Extracted records
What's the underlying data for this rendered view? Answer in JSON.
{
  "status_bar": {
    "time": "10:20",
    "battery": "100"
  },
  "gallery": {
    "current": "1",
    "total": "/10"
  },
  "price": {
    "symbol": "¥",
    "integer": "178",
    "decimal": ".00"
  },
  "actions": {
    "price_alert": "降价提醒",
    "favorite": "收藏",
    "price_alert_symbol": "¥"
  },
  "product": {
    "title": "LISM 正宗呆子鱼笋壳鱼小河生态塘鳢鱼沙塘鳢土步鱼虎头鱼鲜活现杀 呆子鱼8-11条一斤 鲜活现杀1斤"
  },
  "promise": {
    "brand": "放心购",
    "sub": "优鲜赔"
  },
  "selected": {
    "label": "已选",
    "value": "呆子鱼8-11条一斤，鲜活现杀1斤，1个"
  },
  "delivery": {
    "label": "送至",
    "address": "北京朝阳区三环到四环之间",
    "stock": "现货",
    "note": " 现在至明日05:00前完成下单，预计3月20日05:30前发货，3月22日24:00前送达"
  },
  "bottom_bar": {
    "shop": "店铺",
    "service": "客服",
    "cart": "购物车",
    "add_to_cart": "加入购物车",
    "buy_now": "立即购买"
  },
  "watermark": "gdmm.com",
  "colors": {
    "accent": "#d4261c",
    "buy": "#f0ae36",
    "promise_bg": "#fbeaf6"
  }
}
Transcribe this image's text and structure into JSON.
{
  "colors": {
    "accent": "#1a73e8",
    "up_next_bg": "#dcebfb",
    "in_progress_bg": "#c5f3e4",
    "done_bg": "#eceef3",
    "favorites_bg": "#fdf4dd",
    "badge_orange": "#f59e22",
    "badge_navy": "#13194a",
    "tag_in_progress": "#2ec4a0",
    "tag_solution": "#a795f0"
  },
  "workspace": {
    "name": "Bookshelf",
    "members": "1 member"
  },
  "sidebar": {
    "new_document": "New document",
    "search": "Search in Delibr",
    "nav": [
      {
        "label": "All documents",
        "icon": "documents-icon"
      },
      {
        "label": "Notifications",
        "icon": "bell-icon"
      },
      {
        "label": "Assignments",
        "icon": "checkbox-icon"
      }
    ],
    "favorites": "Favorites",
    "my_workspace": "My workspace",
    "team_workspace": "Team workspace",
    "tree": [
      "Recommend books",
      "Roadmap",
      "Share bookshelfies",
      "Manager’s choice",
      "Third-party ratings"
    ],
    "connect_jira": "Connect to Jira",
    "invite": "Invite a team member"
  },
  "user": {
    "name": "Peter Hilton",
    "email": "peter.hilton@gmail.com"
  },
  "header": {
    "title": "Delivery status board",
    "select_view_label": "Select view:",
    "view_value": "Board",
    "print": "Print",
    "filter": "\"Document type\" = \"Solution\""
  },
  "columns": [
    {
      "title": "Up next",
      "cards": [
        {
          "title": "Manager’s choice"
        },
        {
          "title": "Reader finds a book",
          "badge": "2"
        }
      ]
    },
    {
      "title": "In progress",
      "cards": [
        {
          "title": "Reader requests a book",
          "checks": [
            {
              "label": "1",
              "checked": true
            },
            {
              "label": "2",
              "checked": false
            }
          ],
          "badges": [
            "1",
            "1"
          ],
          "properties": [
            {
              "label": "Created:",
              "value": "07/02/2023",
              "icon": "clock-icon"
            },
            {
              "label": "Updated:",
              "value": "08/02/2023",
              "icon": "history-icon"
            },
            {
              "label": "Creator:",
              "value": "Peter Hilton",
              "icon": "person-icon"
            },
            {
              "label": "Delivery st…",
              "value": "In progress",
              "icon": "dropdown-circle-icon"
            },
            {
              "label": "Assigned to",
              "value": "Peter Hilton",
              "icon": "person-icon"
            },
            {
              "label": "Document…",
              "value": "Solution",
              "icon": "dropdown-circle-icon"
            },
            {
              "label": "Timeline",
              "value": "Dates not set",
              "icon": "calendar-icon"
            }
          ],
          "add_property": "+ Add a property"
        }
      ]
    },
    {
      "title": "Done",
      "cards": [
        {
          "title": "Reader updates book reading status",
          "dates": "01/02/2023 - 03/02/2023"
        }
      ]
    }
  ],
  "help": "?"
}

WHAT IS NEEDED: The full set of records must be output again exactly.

SOLUTION TO THIS EXERCISE:
What's the underlying data for this rendered view? Answer in JSON.
{
  "status_bar": {
    "time": "10:20",
    "battery": "100"
  },
  "gallery": {
    "current": "1",
    "total": "/10"
  },
  "price": {
    "symbol": "¥",
    "integer": "178",
    "decimal": ".00"
  },
  "actions": {
    "price_alert": "降价提醒",
    "favorite": "收藏",
    "price_alert_symbol": "¥"
  },
  "product": {
    "title": "LISM 正宗呆子鱼笋壳鱼小河生态塘鳢鱼沙塘鳢土步鱼虎头鱼鲜活现杀 呆子鱼8-11条一斤 鲜活现杀1斤"
  },
  "promise": {
    "brand": "放心购",
    "sub": "优鲜赔"
  },
  "selected": {
    "label": "已选",
    "value": "呆子鱼8-11条一斤，鲜活现杀1斤，1个"
  },
  "delivery": {
    "label": "送至",
    "address": "北京朝阳区三环到四环之间",
    "stock": "现货",
    "note": " 现在至明日05:00前完成下单，预计3月20日05:30前发货，3月22日24:00前送达"
  },
  "bottom_bar": {
    "shop": "店铺",
    "service": "客服",
    "cart": "购物车",
    "add_to_cart": "加入购物车",
    "buy_now": "立即购买"
  },
  "watermark": "gdmm.com",
  "colors": {
    "accent": "#d4261c",
    "buy": "#f0ae36",
    "promise_bg": "#fbeaf6"
  }
}
Transcribe this image's text and structure into JSON.
{
  "colors": {
    "accent": "#1a73e8",
    "up_next_bg": "#dcebfb",
    "in_progress_bg": "#c5f3e4",
    "done_bg": "#eceef3",
    "favorites_bg": "#fdf4dd",
    "badge_orange": "#f59e22",
    "badge_navy": "#13194a",
    "tag_in_progress": "#2ec4a0",
    "tag_solution": "#a795f0"
  },
  "workspace": {
    "name": "Bookshelf",
    "members": "1 member"
  },
  "sidebar": {
    "new_document": "New document",
    "search": "Search in Delibr",
    "nav": [
      {
        "label": "All documents",
        "icon": "documents-icon"
      },
      {
        "label": "Notifications",
        "icon": "bell-icon"
      },
      {
        "label": "Assignments",
        "icon": "checkbox-icon"
      }
    ],
    "favorites": "Favorites",
    "my_workspace": "My workspace",
    "team_workspace": "Team workspace",
    "tree": [
      "Recommend books",
      "Roadmap",
      "Share bookshelfies",
      "Manager’s choice",
      "Third-party ratings"
    ],
    "connect_jira": "Connect to Jira",
    "invite": "Invite a team member"
  },
  "user": {
    "name": "Peter Hilton",
    "email": "peter.hilton@gmail.com"
  },
  "header": {
    "title": "Delivery status board",
    "select_view_label": "Select view:",
    "view_value": "Board",
    "print": "Print",
    "filter": "\"Document type\" = \"Solution\""
  },
  "columns": [
    {
      "title": "Up next",
      "cards": [
        {
          "title": "Manager’s choice"
        },
        {
          "title": "Reader finds a book",
          "badge": "2"
        }
      ]
    },
    {
      "title": "In progress",
      "cards": [
        {
          "title": "Reader requests a book",
          "checks": [
            {
              "label": "1",
              "checked": true
            },
            {
              "label": "2",
              "checked": false
            }
          ],
          "badges": [
            "1",
            "1"
          ],
          "properties": [
            {
              "label": "Created:",
              "value": "07/02/2023",
              "icon": "clock-icon"
            },
            {
              "label": "Updated:",
              "value": "08/02/2023",
              "icon": "history-icon"
            },
            {
              "label": "Creator:",
              "value": "Peter Hilton",
              "icon": "person-icon"
            },
            {
              "label": "Delivery st…",
              "value": "In progress",
              "icon": "dropdown-circle-icon"
            },
            {
              "label": "Assigned to",
              "value": "Peter Hilton",
              "icon": "person-icon"
            },
            {
              "label": "Document…",
              "value": "Solution",
              "icon": "dropdown-circle-icon"
            },
            {
              "label": "Timeline",
              "value": "Dates not set",
              "icon": "calendar-icon"
            }
          ],
          "add_property": "+ Add a property"
        }
      ]
    },
    {
      "title": "Done",
      "cards": [
        {
          "title": "Reader updates book reading status",
          "dates": "01/02/2023 - 03/02/2023"
        }
      ]
    }
  ],
  "help": "?"
}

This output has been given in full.